Moisten With Milk
When amending soil would take too long to save your tomatoes, a more direct approach can help. Commercial calcium sprays are available, but for an economical alternative, consider a milk spray. This is a traditional fungal disease treatment that also provides calcium to tomatoes. After blending 9 parts water with 1 part skim or powdered milk, put the liquid in a clean spray bottle. Spray the tomato plants by coating the foliage and stems of the tomato plants twice a month during the growing season. Using whole milk will work too, but the fats contained in it have a habit of clogging garden sprayers. If using calcium chloride, mix 4 tablespoon of the product into one gallon of water and mix well. Apply at the first signs of blossom end rot developing on the first clusters the plant produces. Spray the entire plant until the product drips from the plant when temperatures are cool either in the morning or late in the day. Reapply every week to 10 days and until the plants have been treated three to four times, according to The University of Georgia College of Agricultural & Environmental Science. Whether using milk or calcium chloride, treatments will only prevent future problems of blossom end rot and will not cure or correct fruits already infected with the disease.
Deep-Six the Deficiency

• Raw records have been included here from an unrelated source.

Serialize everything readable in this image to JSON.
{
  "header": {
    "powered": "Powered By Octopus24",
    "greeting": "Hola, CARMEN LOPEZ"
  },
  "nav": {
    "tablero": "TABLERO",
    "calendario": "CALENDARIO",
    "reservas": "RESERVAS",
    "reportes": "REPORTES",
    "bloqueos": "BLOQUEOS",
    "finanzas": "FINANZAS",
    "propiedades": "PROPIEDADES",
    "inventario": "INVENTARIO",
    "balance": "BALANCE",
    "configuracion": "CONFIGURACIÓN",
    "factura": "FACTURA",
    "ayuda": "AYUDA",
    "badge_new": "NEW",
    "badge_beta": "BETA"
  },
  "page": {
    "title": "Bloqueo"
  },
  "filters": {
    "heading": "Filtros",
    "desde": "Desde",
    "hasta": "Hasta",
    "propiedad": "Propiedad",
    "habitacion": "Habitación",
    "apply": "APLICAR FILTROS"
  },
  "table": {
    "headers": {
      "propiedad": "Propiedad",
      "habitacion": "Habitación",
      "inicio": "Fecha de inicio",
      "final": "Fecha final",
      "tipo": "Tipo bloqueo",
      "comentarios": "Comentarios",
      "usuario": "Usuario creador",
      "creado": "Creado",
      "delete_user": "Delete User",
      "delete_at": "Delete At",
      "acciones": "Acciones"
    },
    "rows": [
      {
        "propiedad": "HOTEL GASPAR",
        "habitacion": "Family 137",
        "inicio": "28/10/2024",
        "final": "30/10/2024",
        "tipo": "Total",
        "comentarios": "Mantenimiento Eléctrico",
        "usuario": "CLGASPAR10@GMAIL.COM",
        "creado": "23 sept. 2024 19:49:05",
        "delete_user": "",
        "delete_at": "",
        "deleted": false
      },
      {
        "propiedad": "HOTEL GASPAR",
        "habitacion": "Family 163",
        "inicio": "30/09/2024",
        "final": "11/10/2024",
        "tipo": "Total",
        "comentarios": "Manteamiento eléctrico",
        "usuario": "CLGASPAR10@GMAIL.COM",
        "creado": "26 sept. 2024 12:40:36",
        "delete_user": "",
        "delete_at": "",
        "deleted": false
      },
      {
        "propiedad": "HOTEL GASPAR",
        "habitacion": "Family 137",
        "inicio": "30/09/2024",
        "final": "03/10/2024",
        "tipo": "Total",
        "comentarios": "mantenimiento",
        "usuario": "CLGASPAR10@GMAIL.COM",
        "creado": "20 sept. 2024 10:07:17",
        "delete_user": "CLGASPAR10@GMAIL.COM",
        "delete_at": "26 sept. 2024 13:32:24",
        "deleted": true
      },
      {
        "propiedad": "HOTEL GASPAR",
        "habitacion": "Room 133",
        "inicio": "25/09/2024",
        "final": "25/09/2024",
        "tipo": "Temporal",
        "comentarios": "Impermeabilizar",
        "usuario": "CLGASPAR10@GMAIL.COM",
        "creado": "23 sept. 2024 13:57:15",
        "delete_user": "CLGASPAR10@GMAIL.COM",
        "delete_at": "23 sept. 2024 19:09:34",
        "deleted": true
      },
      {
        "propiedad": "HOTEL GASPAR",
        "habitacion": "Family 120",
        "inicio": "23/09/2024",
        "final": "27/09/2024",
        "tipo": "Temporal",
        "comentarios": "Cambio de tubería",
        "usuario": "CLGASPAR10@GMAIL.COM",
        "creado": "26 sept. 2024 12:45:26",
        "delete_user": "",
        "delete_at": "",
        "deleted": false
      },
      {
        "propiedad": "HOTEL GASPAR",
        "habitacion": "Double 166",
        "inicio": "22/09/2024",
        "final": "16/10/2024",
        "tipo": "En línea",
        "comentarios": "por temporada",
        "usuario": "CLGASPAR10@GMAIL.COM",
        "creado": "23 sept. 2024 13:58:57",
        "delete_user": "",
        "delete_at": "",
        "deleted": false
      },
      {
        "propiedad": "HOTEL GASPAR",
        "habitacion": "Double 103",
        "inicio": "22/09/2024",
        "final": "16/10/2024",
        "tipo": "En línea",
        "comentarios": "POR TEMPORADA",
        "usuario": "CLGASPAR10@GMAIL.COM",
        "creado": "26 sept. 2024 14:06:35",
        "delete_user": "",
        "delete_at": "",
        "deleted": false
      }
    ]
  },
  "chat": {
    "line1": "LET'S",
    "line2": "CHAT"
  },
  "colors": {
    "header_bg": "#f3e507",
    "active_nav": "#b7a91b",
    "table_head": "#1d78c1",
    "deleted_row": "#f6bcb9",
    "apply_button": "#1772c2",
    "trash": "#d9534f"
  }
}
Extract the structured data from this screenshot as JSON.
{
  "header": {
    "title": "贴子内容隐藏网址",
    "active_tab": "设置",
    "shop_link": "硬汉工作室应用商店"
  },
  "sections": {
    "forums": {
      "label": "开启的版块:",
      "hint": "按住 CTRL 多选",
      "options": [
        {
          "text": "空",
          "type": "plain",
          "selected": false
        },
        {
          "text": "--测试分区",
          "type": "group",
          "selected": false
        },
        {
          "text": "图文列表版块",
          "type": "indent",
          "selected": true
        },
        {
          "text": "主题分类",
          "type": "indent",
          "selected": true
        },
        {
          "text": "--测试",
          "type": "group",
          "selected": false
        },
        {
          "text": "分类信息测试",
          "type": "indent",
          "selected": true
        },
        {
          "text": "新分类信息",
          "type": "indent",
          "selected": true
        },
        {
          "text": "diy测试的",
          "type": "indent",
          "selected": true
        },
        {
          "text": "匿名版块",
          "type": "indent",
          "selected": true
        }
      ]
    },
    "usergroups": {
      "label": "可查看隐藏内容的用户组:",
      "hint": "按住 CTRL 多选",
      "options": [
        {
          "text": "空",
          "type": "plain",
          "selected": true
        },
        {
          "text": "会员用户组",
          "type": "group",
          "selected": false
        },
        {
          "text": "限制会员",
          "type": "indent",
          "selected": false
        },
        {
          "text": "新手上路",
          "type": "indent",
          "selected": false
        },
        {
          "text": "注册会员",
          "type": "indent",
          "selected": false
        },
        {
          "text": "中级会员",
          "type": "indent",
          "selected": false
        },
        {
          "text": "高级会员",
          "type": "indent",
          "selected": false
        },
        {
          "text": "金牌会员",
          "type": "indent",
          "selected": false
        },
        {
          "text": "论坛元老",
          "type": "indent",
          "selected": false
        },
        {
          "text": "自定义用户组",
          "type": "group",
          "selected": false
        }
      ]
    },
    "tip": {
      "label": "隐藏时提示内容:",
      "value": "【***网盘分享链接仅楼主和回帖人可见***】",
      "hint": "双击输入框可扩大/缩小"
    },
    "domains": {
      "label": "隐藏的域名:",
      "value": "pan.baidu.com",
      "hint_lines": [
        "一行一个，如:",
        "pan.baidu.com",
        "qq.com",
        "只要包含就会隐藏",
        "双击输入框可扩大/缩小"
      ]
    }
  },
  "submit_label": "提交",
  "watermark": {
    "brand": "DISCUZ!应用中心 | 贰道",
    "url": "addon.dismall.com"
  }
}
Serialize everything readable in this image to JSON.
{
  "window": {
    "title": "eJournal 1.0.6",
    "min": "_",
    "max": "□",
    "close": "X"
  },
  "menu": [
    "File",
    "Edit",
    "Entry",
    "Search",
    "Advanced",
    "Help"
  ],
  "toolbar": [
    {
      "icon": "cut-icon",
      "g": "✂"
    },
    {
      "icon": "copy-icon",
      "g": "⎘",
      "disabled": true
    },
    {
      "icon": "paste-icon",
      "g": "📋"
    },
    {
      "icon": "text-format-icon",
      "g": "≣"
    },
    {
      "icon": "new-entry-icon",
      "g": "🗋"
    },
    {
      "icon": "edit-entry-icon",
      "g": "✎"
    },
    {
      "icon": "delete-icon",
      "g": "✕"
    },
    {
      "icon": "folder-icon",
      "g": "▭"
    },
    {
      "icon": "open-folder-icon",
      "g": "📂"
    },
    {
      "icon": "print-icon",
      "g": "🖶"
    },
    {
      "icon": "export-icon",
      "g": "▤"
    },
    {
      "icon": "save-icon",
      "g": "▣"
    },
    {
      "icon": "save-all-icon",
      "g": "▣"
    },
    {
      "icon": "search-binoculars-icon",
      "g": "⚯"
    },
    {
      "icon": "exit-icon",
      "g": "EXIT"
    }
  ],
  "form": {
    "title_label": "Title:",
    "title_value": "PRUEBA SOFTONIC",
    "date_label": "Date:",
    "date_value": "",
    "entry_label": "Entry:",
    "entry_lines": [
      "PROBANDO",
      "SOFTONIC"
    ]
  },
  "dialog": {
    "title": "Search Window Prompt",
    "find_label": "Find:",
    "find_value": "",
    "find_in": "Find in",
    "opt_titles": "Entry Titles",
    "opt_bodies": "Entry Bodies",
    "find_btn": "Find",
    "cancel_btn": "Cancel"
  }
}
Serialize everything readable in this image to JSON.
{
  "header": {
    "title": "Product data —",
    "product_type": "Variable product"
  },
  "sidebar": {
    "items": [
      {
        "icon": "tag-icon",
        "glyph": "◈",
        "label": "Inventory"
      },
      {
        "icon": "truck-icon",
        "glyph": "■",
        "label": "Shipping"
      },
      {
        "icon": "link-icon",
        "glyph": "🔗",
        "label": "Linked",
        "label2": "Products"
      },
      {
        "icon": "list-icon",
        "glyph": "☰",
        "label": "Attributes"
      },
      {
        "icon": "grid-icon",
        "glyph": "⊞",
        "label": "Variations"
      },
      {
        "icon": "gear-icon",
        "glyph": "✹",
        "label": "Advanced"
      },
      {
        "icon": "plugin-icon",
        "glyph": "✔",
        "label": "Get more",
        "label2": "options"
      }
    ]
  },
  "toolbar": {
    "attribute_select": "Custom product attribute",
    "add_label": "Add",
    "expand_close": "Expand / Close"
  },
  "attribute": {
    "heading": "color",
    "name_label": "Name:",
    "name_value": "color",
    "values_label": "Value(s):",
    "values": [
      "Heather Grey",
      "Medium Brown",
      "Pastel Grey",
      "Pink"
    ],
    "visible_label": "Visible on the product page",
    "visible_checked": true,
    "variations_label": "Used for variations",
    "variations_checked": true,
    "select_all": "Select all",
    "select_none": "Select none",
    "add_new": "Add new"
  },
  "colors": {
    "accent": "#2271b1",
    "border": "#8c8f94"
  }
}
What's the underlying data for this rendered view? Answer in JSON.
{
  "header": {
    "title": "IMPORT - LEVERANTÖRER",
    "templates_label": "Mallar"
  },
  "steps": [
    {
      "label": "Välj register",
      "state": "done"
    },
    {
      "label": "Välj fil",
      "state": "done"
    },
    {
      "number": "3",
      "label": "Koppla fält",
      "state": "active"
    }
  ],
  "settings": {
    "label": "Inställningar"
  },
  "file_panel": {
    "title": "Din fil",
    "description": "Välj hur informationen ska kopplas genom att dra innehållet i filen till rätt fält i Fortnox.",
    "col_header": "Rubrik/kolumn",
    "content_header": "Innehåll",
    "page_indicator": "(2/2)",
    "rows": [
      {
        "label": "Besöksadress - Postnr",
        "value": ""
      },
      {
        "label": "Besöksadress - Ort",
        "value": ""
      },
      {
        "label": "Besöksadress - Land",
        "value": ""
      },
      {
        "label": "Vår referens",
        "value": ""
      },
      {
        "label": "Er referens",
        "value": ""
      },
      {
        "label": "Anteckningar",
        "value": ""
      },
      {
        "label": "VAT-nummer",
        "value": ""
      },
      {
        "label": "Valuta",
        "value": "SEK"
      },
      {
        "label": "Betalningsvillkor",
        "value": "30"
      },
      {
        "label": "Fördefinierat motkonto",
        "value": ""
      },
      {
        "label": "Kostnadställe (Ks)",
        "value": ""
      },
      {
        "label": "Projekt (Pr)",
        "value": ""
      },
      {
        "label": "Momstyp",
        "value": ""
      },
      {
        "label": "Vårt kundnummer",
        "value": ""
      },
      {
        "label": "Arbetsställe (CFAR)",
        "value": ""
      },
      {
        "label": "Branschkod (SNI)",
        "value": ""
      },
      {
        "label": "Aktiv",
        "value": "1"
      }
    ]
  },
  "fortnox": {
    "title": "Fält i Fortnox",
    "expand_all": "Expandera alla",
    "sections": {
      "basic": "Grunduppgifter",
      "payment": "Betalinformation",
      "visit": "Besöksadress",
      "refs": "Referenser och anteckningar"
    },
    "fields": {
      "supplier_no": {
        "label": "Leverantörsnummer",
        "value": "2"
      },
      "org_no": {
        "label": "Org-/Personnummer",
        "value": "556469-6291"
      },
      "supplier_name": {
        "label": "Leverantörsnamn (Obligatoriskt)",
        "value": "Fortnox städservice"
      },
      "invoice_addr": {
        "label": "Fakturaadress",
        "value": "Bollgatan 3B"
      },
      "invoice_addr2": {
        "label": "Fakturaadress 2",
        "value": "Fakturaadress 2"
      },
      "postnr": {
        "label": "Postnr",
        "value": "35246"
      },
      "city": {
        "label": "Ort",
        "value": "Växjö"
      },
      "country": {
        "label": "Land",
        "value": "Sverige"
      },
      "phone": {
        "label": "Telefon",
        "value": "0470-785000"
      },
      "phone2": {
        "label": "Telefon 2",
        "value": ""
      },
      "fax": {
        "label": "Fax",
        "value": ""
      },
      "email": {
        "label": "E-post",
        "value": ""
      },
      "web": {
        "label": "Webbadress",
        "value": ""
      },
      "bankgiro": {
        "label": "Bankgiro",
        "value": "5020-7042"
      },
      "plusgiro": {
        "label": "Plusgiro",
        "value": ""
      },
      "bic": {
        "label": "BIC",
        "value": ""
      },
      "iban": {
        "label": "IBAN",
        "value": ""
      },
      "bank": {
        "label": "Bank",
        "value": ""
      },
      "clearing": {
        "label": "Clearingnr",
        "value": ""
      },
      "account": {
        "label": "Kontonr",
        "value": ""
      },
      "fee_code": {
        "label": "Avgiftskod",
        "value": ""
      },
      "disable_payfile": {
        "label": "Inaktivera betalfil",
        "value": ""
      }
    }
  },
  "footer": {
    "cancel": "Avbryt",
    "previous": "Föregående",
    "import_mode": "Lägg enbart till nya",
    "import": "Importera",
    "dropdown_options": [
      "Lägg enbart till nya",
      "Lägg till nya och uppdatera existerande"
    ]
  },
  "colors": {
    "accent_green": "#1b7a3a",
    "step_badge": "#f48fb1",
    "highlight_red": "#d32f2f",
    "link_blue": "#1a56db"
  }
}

When a soil test indicates that adequate calcium exists in your soil and that pH levels are at adequate levels for growing tomatoes -- generally around 6.5 to 6.8 -- other factors are likely contributing to the plants' poor calcium intake. Uneven watering can block calcium. Don't over-water, but at the same time avoid letting soil dry out. An evenly moist soil is best for tomatoes. In addition, use fertilizers that have a lower proportion of nitrogen to other nutrients -- opt for a 5-10-10 blend. Excess nitrogen in tomato beds interferes with calcium intake. Apply at a rate of 2/3 cups for each 2 square feet of garden. Spread evenly around the tomato plants, not allowing the fertilizer to touch the foliage or plant and water in well.
To help prevent blossom end rot from occurring, mulch around the tomato plants to help the soil retain an even amount of moisture. Use a mulch like pine straw, dead ground leaves or straw and cover the planting site with approximately a 2 inch layer. Refrain from severe pruning of the tomato plants, as severely pruned plants are more likely to experience blossom end rot than those that are not. Wait until soil temperatures have warmed sufficiently before setting tomato plants out in the garden, as plants planted too early while temperatures are still cool are more prone to blossom end rot.
- Clemson University: Preventing Blossom End Rot in Tomato
- Bonnie Plants: Conquer Blossom End Rot
- Harvest to Table: Milk and Tomato Growing
- The University of Georgia College of Agricultural & Environmental Science: Blossom-End Rot
- Rodale's Ultimate Encyclopedia of Organic Gardening; Fern Marshall Bradley, et al.
- Missouri Botanical Garden: Lycopersicon Esculentum
- The University of Georgia Cooperative Extension: Blossom-End Rot and Calcium Nutrition of Pepper and Tomato